At the very beginning of our human experience, trees were considered sacred and honorable: oaks were worshiped by the European Druids, redwoods a part of American Indian ritual, baobabs a part of African tribal life, to the Chinese the ginkgolink and monkey puzzles to the Chilean Pehuenche. Romans and scholars during the Middle Ages venerated trees in their literature.
Trees are vital. As the biggest plants on the planet, they give us oxygen, store carbon, stabilize the soil and give life to the world’s wildlife. They also provide us with the materials for tools and shelter.
Not only are trees essential for life, but as the longest living species on earth, they give us a link between the past, present and future.
It’s critical that woodlands, rainforests and trees in urban settings, such as parks, are preserved and sustainably managed across the world. Play your part and adopt the trees in The Royal Parks today.
Trees benefit health
The canopies of trees act as a physical filter, trapping dust and absorbing pollutants from the air - removing up to 1.7 kilos per tree annually. They also provide shade from solar radiation and reduce noise.

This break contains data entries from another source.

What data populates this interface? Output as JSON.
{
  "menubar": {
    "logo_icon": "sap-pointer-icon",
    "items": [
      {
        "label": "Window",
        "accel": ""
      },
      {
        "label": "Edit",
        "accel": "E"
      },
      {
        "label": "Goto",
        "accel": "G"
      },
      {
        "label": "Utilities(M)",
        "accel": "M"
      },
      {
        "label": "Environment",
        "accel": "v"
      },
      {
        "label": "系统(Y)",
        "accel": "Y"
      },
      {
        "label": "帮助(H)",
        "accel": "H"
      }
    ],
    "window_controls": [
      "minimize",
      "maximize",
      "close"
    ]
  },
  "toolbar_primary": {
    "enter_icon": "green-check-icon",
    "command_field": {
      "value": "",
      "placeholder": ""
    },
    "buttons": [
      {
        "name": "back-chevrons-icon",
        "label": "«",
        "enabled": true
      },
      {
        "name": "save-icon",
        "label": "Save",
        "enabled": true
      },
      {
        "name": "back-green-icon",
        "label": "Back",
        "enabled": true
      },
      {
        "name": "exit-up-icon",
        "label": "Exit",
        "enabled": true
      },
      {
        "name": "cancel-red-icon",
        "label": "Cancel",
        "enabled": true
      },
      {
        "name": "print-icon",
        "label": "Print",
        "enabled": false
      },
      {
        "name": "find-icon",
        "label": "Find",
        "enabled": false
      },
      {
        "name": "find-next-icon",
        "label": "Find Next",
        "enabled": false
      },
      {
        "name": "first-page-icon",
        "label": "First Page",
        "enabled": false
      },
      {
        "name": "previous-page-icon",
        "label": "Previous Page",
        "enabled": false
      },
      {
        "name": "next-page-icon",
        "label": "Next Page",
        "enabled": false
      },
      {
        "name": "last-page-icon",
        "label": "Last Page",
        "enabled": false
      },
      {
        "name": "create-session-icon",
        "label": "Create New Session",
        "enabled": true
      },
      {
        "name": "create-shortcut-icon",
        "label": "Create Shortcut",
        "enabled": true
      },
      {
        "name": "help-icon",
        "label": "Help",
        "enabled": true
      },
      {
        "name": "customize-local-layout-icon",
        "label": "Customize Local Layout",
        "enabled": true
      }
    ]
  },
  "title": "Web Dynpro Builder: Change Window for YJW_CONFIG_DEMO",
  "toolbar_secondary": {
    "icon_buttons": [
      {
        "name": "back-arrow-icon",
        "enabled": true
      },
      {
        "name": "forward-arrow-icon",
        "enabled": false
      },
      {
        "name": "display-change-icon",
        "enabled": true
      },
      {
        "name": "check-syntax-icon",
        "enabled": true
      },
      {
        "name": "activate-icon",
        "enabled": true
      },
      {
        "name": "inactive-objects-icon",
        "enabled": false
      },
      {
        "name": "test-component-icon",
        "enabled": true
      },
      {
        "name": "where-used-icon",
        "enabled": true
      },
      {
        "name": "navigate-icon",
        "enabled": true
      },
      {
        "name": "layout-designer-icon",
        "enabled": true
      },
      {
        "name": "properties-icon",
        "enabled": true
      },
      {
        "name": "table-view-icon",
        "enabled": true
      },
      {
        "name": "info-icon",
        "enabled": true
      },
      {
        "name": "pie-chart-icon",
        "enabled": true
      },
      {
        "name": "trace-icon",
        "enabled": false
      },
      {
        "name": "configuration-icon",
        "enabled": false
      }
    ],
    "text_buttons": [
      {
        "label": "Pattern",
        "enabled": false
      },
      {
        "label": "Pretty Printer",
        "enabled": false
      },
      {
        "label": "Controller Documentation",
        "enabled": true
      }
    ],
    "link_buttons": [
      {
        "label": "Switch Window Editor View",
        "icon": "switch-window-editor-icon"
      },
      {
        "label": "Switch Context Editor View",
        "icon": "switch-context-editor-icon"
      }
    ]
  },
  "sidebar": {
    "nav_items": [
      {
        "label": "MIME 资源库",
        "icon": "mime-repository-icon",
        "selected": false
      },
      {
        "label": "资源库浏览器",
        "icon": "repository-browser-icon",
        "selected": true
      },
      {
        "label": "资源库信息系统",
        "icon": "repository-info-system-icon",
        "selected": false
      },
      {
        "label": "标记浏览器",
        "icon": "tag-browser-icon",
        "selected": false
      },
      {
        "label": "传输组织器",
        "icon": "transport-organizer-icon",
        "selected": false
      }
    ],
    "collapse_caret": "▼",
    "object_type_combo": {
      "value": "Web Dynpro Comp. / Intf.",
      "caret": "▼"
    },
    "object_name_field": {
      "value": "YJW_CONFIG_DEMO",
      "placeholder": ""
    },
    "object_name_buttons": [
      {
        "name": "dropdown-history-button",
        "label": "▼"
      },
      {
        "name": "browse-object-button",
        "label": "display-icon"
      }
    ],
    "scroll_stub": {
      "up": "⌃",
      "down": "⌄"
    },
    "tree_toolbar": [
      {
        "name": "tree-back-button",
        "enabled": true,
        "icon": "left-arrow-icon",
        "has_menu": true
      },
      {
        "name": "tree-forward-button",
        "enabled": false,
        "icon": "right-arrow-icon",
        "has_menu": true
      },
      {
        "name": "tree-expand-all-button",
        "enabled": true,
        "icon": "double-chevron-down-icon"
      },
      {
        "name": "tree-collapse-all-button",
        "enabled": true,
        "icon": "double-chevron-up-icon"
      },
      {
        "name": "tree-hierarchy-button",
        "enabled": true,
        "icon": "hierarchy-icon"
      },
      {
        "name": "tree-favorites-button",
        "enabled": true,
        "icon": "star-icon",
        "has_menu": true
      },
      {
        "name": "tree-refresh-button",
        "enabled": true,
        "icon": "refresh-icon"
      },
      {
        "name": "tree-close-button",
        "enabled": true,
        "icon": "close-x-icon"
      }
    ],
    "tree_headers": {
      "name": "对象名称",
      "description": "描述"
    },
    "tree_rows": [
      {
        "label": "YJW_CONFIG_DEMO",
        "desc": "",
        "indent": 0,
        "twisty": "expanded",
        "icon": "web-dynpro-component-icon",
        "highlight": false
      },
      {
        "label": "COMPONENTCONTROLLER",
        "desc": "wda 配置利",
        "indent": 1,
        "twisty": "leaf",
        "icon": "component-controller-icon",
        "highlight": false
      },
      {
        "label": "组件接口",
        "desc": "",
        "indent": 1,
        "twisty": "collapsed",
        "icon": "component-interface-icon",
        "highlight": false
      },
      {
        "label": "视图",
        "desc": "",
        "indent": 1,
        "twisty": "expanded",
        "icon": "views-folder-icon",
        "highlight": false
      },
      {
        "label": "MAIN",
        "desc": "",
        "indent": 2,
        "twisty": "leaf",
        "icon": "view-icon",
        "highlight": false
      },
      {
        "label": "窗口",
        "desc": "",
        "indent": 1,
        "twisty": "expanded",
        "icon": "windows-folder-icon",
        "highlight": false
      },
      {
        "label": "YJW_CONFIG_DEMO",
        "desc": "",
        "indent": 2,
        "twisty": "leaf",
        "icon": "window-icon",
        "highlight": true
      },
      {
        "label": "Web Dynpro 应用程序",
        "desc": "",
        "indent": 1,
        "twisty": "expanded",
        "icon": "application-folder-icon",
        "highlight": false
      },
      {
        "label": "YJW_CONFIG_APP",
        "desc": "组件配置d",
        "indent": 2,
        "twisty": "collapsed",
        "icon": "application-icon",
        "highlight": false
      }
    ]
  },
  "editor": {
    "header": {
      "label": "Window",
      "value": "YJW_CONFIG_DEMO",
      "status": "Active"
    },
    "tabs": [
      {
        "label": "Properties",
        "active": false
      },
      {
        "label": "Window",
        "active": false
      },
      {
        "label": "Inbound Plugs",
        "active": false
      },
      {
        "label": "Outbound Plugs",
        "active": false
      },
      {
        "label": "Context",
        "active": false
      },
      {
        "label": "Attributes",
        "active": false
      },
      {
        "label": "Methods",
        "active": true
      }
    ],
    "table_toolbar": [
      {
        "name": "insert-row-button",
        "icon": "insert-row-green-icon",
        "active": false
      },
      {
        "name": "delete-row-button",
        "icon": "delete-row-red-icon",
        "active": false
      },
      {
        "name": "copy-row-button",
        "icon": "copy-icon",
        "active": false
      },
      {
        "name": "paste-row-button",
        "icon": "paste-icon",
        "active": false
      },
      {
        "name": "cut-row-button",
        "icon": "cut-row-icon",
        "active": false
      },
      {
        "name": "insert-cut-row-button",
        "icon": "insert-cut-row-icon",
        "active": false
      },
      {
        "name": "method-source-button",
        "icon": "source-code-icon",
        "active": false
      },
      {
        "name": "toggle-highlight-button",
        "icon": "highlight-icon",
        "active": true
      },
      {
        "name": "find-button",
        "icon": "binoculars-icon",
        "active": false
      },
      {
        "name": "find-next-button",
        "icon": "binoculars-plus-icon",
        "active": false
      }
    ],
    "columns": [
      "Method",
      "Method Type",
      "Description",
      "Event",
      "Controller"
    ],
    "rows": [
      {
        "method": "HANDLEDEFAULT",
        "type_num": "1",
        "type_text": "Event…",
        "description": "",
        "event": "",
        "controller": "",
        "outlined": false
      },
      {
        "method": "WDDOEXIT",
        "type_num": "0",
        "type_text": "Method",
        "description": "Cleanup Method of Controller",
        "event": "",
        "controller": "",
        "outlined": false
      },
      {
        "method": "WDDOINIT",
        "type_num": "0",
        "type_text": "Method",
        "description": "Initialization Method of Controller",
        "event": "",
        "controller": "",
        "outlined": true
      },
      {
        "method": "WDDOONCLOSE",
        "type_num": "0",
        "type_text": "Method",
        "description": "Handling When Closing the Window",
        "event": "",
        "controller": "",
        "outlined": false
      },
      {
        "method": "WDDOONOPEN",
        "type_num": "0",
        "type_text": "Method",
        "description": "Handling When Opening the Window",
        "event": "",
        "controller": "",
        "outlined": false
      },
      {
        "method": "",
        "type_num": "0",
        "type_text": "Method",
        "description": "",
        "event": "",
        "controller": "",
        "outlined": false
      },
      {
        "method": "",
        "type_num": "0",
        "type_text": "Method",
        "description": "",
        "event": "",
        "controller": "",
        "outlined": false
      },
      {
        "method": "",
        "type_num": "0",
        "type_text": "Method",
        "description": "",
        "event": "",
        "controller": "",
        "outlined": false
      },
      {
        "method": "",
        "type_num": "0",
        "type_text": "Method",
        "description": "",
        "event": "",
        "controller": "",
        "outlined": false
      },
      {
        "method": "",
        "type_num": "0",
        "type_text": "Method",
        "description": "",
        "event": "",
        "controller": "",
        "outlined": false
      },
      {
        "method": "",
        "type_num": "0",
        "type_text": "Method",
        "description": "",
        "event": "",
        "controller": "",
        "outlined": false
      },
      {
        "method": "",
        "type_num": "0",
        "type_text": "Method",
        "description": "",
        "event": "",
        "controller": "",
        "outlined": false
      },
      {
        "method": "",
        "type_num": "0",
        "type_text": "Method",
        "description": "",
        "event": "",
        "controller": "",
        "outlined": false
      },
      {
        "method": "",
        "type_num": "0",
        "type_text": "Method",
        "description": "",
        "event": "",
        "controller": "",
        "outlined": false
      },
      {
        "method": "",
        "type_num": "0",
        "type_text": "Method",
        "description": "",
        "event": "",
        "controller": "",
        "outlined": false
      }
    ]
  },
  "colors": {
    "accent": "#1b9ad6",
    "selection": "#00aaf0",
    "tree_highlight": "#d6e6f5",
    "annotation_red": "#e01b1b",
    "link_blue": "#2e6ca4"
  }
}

Over 20 species of British trees and shrubs are known to have medicinal properties. The oil from birch bark, for example, has antiseptic properties.
Research shows that within minutes of being surrounded by trees and green space, your blood pressure will drop, your heart rate will slow and your stress levels will come down.
Trees benefit the environment
Trees absorb carbon dioxide as they grow and the carbon that they store in their wood helps slow the rate of global warming.
They reduce wind speeds and cool the air as they lose moisture and reflect heat upwards from their leaves. It is estimated that trees can reduce the temperature in a city by up to 7°c.
Trees also help prevent flooding and soil erosion, absorbing thousands of litres of stormwater.
Trees boost wildlife
Trees host complex microenvironments. When young, they offer habitation and food to amazing communities of birds, insects, lichen and fungi. When ancient, they also provide the hollow cover needed by species such as bats, woodboring beetles, tawny owls and woodpeckers.
One mature oak can be home to as many as 500 different species. Richmond Park is full of such trees – which is one of the reasons why it has been designated a National Nature Reserve and Site of Special Scientific Interest.
Trees strengthen communities
Trees strengthen the distinctive character of a place and encourage local pride. Urban woodland can be used as an educational resource and to bring groups together for activities like walking and bird-watching. Trees are also invaluable for children to play in and discover their sense of adventure.
Trees grow the economy
People are attracted to live, work and invest in green surroundings. Research shows that average house prices are between 5%-18% higher where properties are close to mature trees and companies benefit from a healthier, happier workforce if there are parks and trees nearby.
List of trees
There are many types of trees. Here is a list of some of them:
- Coconut Tree
- Cottonwood Tree
- Gum tree
- Horse chestnut
- Redwood Tree
- Rubber Tree
Trees protect the Future
Soon, for the first time in history, the number of people with homes in cities will outstrip those living in the countryside - so parks and trees will become an even more vital component of urban life. We must respect them and protect them for the future.
If you think trees are important too - Adopt a tree today.